Website and app data records:

* * *

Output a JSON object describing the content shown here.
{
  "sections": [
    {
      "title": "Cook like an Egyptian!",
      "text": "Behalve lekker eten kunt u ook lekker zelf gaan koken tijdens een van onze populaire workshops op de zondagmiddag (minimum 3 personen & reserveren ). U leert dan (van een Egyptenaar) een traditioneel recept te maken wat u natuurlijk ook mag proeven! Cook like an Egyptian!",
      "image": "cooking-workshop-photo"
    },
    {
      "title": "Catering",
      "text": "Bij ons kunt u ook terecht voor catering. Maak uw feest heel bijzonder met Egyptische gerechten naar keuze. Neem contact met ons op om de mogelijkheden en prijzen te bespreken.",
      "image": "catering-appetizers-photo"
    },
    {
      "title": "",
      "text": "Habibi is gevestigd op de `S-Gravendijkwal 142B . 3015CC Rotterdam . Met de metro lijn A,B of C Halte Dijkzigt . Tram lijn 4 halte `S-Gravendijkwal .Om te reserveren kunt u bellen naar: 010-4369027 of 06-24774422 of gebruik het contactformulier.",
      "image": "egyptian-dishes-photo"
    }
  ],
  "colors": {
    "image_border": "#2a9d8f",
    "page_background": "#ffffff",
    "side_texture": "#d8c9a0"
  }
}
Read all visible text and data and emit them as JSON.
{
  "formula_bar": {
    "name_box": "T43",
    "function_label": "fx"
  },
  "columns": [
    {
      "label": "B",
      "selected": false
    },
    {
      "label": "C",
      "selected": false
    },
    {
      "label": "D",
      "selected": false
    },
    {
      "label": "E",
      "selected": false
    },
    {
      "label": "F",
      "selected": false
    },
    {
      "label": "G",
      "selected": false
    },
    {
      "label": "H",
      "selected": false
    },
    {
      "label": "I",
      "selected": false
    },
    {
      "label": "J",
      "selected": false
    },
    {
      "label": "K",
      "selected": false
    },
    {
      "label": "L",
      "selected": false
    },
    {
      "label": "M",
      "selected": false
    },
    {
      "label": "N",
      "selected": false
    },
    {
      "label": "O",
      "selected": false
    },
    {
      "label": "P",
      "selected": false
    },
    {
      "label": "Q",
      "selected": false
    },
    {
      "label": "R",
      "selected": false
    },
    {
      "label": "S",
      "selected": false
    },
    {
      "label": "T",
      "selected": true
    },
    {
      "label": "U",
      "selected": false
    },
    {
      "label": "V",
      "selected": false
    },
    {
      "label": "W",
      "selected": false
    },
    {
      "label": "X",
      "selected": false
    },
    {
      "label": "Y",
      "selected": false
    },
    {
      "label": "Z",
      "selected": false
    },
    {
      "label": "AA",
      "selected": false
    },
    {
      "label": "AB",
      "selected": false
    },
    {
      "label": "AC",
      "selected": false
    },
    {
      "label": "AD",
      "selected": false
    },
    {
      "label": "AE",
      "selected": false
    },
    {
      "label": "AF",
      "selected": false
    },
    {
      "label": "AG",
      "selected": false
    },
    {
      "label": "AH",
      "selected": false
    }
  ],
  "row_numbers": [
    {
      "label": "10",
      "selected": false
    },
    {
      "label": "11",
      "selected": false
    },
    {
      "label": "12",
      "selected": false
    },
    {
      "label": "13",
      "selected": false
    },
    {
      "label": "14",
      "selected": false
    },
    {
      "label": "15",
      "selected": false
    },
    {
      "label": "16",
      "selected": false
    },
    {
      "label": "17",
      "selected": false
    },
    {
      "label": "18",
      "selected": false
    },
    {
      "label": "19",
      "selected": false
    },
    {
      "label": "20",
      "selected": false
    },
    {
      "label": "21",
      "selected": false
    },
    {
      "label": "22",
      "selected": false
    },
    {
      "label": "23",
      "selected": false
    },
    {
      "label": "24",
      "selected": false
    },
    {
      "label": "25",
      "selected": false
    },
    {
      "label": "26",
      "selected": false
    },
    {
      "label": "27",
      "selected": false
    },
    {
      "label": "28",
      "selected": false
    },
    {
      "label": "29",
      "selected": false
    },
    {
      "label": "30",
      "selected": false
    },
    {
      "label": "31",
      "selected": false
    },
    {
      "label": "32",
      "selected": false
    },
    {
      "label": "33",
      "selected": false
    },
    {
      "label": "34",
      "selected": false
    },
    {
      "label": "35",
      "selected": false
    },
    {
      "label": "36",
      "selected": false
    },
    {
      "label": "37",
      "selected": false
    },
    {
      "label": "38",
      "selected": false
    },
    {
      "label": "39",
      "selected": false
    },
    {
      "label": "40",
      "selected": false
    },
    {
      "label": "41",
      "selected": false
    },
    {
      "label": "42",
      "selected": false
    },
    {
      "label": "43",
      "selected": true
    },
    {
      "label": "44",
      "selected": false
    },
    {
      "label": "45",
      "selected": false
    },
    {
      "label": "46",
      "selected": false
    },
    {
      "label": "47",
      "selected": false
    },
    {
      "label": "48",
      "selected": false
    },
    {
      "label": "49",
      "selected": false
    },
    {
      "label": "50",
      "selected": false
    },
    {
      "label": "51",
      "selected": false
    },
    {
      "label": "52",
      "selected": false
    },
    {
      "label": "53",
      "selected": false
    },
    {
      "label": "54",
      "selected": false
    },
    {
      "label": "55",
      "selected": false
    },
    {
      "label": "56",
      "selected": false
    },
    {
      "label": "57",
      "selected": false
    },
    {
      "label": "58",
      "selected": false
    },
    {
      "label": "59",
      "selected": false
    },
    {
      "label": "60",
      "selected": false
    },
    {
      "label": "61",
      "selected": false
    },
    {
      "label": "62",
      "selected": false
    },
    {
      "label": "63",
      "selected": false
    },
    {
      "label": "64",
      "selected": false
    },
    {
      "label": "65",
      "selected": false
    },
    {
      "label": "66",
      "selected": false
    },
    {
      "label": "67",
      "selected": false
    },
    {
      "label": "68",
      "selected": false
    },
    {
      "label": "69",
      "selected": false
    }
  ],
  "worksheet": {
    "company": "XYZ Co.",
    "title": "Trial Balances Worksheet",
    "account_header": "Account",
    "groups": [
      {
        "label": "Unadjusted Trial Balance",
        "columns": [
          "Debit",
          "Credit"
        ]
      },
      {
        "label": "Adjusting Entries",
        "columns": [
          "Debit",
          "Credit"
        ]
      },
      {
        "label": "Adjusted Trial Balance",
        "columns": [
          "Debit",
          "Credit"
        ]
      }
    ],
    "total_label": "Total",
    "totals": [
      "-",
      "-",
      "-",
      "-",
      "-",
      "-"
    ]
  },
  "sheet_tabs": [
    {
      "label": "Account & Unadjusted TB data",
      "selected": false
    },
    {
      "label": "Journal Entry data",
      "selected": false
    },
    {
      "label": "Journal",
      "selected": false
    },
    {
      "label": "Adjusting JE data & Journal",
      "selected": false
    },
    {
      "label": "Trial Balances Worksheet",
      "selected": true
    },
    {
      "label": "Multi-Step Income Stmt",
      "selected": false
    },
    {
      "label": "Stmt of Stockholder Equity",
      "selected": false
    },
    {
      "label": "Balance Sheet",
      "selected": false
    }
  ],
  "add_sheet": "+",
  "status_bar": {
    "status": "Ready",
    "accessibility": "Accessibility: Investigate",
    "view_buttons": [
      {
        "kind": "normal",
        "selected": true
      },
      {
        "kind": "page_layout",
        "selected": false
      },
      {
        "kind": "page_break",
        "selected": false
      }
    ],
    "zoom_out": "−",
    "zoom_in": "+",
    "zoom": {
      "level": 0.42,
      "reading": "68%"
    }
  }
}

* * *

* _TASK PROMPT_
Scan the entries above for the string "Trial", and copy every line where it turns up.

* _WORKED SOLUTION_
    "title": "Trial Balances Worksheet",
        "label": "Unadjusted Trial Balance",
        "label": "Adjusted Trial Balance",
      "label": "Trial Balances Worksheet",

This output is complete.